Now all things considered, the Japanese girl’s English is not all that bad. One might assume that she’s probably the top of her class when it comes to foreign language. But still, she sounds very uncomfortable as she struggles to pronounce the English words through her thick Japanese accent. And she gets no help from the script she’s reading from because, as you can see from the screen cap above, it becomes complete nonsense at moments.

At first I was appalled by all the Engrish and switched over to the Japanese audio and text, but then I decided to give it a second chance. And she eventually won me over. There was something kind of cute about the way she was struggling with her English. Kinda moé, in a way.

So if you have an iPhone or iPod Touch, give this one a shot. See if its poor translation wins you over as well.


The Daily Almanac: NYICFF Anime Preview

Tuesday, February 23rd, 2010

The New York International Children’s Film Festival begins this weekend, and we have a fantastic line up set for this year. The NYICFF has played host to many American anime premieres in the past, including 5cm per Second in 2008 (read my review here) and The Girl Who Leapt Through Time in 2007.

Unfortunately, the festival was severely lacking any anime last year, but they more than make up for it this year three highly anticipated debut films. I’ll hopefully have my reviews up for all three titles in the next two weeks, but for now, let’s check what the NYICFF has to offer in this year’s anime preview:

Summer Wars

NYICFF 2010 opens with the scintillating new feature from emerging anime star Mamoru Hosoda, a film whose “dazzling fluency of motion and untethered brilliance of invention makes the usual fantasy anime look childish and dull.” – The Japan Times. Kenji is a teenage math prodigy recruited by his secret crush Natsuki for the ultimate summer job – passing himself off as Natsuki’s boyfriend for four days during her grandmother’s 90th birthday celebration. But when Kenji solves a 2,056 digit math riddle sent to his cell phone, he unwittingly breaches the security barricade protecting Oz, a globe-spanning virtual world where millions of people and governments interact through their avatars, handling everything from online shopping and traffic control to national defense and nuclear launch codes. Now a malicious AI program called the Love Machine is hijacking Oz accounts, growing exponentially more powerful and sowing chaos and destruction in its wake. This “intriguingly intelligent” cyberpunk/sci-fi story is a visual tour-de-force, with the amazing world of Oz as the highlight. Like the Internet as conceived by pop artist Takashi Murakami, Oz is a hallucinatory pixel parade of cool avatar designs, kung fu jackrabbits, toothy bears, and a bursting rainbow of colors.
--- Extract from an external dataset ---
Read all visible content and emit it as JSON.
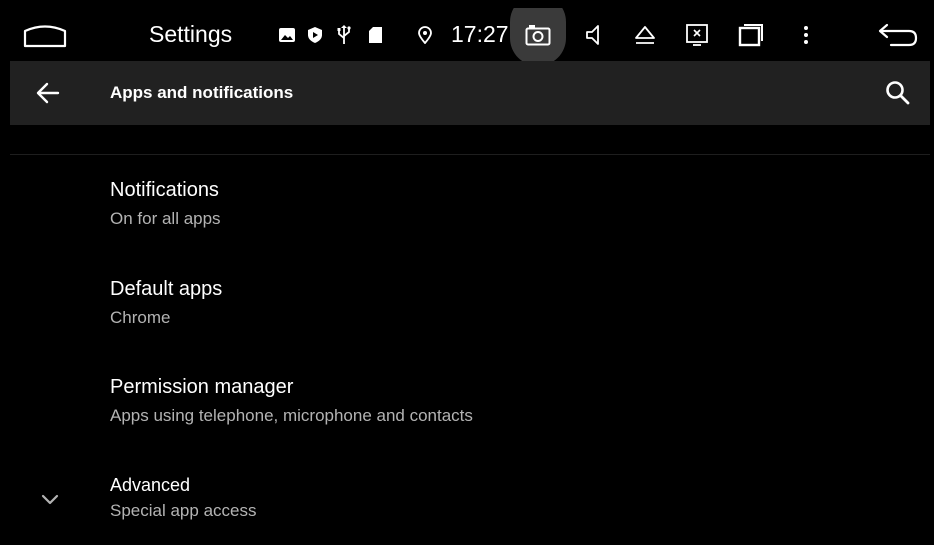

Summer Wars will be showing Friday, February 26 at 6:00 pm (Sold Out) and Saturday, March 13 at 11:00 am (still available). Mr. Hosoda will be in attendance for the Friday showing.